Although the Government has committed to repealing the Carbon Tax, it still supports the target of reducing Australia's carbon emissions 5% by the year 2020, and has grouped a number of policies designed to achieve this under the name 'Direct Action'. These include the Renewable Energy Target, efficiency standards on appliances, equipment and buildings, and the centrepiece - The Emissions reduction Fund (ERF). The ERF white paper was released today, and the Government expects to launch the ERF as soon as it can repeal the Carbon Pricing Mechanism. It will operate as follows:-
- Companies first identify opportunities to reduce their emissions below historical 'business as usual' levels, and calculate the cost and extent of the emissions reduction.
- The Government will then select the lowest cost projects by means of a closed bid reverse auction process.
- Successful projects can then secure project funding based on government payment guarantees and proceed to implementation.
- When the emissions reductions are realised, the company is issued with the equivalent number of Australian Carbon Credit Units (ACCUs), which can be cashed in with the Government or sold into the private market.
The scheme will be administered by the Clean Energy Regulator, the same body currently operating the Carbon Pricing Mechanism, and will borrow extensively from the existing National Greenhouse and Energy Reporting (NGER) scheme and the Carbon Farming Initiative (CFI).

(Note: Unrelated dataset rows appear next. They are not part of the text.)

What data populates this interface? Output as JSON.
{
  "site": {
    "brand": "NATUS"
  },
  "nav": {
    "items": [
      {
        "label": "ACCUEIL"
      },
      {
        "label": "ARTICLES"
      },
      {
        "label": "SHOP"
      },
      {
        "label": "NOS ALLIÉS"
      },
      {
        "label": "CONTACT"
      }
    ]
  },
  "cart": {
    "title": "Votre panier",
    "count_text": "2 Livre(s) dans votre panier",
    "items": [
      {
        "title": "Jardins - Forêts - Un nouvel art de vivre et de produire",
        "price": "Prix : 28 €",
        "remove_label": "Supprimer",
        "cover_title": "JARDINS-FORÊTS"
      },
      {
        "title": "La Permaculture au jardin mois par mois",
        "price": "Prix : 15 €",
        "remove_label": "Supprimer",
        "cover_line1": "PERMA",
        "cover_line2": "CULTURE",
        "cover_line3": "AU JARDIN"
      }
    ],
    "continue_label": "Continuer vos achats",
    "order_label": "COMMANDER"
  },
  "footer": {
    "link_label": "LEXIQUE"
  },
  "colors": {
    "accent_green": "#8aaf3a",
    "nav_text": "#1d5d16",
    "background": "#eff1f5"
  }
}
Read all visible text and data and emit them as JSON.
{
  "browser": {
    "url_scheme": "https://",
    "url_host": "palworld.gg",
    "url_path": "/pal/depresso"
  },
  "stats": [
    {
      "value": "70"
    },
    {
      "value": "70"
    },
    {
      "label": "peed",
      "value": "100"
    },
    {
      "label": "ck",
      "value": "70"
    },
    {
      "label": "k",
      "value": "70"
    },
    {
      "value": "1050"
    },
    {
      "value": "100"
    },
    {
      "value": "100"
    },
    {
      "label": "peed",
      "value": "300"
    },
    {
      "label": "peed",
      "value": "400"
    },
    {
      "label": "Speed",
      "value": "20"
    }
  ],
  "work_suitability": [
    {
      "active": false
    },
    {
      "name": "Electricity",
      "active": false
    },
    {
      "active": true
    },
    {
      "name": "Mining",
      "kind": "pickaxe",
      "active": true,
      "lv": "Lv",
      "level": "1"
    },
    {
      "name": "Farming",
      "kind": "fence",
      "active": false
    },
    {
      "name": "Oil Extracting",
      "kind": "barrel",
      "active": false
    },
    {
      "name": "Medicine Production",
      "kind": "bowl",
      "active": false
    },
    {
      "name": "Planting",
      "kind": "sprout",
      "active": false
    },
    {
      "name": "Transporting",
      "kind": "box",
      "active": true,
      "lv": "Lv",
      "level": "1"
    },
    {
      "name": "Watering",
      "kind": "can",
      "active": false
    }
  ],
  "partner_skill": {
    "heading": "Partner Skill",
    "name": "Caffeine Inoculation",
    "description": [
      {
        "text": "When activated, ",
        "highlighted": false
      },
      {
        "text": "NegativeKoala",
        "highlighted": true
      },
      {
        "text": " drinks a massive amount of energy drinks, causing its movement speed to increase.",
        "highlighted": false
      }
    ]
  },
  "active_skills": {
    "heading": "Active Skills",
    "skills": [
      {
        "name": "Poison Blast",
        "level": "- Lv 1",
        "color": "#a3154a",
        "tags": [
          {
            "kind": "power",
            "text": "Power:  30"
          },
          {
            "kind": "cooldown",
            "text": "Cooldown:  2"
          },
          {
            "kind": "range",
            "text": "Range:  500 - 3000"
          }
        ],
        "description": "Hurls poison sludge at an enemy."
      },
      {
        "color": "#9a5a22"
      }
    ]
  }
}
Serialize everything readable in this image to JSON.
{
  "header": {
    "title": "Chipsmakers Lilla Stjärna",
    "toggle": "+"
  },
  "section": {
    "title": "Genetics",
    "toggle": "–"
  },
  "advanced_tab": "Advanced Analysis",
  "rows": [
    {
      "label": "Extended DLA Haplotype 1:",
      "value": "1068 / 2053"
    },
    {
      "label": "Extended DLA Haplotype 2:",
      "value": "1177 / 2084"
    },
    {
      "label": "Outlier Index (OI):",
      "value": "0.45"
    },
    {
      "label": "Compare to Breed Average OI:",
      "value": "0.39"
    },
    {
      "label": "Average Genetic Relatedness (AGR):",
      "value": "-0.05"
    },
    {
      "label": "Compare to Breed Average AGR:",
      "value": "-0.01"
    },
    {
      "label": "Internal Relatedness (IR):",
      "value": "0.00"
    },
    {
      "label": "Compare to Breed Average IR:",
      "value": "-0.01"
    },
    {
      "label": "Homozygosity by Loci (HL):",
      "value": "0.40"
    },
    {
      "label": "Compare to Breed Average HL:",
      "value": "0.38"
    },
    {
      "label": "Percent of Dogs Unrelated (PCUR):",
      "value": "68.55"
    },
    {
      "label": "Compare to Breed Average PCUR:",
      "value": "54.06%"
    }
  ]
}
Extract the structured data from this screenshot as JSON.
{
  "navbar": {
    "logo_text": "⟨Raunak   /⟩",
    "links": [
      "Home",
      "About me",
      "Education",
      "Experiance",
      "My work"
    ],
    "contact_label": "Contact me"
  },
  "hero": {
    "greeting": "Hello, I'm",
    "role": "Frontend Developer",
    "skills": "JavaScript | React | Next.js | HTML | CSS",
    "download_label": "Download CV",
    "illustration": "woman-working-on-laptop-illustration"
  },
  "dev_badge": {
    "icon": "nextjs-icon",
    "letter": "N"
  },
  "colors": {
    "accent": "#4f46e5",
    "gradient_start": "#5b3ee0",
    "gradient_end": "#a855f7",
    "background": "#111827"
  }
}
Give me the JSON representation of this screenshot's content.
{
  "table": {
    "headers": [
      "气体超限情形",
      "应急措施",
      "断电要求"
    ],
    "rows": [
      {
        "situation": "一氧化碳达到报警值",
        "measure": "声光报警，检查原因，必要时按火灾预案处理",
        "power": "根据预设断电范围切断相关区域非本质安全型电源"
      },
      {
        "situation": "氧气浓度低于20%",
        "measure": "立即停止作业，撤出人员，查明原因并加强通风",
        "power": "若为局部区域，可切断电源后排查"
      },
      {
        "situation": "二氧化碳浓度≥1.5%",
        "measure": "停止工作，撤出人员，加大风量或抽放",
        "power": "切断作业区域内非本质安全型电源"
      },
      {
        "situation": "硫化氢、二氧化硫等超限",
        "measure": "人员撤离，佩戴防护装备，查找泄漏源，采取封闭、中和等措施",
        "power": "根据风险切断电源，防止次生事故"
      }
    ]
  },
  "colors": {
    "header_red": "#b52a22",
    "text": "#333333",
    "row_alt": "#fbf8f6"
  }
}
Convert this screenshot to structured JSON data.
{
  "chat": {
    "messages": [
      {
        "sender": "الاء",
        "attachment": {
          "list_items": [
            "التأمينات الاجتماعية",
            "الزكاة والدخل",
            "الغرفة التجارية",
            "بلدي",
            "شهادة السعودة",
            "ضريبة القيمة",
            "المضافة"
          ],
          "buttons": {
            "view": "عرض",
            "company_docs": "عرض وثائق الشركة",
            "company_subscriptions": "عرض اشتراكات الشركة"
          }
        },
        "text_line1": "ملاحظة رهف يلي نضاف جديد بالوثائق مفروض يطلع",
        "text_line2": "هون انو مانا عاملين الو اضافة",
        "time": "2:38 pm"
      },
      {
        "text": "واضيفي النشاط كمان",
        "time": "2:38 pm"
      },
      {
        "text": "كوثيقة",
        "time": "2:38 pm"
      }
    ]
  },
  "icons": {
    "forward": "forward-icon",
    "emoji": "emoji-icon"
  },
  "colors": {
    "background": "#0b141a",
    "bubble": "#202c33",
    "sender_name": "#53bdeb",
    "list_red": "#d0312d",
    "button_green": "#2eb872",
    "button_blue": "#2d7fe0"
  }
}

As with any new scheme, the Government will be keen to show acceptance by industry and early results, while many companies will adopt a conservative wait and see approach. It is CCR's view that this presents a window of opportunity for proactive companies to take advantage of the relative lack of competition for funding in the early days. CCR can help you seize this opportunity by identifying relevant projects, and guiding you through the ERF process.